— Work item —
Among the entries that follow, find the lines containing the string "name" and copy them.

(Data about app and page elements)

* * * *

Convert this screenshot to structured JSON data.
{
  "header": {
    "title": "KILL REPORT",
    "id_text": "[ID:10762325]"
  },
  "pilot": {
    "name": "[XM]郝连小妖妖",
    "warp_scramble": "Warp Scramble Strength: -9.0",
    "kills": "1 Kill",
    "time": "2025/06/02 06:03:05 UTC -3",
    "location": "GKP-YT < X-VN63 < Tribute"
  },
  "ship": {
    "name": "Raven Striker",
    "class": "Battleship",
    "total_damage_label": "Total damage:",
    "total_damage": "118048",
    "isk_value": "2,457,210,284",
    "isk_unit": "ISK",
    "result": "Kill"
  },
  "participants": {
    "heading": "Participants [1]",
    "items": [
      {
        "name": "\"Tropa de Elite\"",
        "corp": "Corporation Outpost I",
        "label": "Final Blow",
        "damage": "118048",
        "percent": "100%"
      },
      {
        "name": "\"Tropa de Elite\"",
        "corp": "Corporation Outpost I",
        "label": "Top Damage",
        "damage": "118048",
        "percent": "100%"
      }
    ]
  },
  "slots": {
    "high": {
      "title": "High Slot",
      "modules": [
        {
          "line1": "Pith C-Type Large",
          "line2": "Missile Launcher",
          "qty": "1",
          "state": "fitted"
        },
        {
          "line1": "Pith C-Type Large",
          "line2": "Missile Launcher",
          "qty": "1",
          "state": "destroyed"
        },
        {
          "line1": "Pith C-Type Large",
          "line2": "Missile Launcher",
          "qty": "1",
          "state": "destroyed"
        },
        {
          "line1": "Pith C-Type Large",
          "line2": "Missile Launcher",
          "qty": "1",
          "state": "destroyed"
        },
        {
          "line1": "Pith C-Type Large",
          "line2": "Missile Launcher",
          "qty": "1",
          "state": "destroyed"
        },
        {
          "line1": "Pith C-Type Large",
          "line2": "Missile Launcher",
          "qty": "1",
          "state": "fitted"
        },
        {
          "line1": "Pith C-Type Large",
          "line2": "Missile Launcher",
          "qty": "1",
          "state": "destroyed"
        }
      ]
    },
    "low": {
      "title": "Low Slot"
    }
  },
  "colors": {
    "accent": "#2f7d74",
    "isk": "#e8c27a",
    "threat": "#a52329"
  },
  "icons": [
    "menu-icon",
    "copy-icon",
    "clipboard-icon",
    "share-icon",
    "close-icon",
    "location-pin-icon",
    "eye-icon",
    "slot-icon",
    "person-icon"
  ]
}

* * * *

— Exercise result —
    "name": "[XM]郝连小妖妖",
    "name": "Raven Striker",
        "name": "\"Tropa de Elite\"",
        "name": "\"Tropa de Elite\"",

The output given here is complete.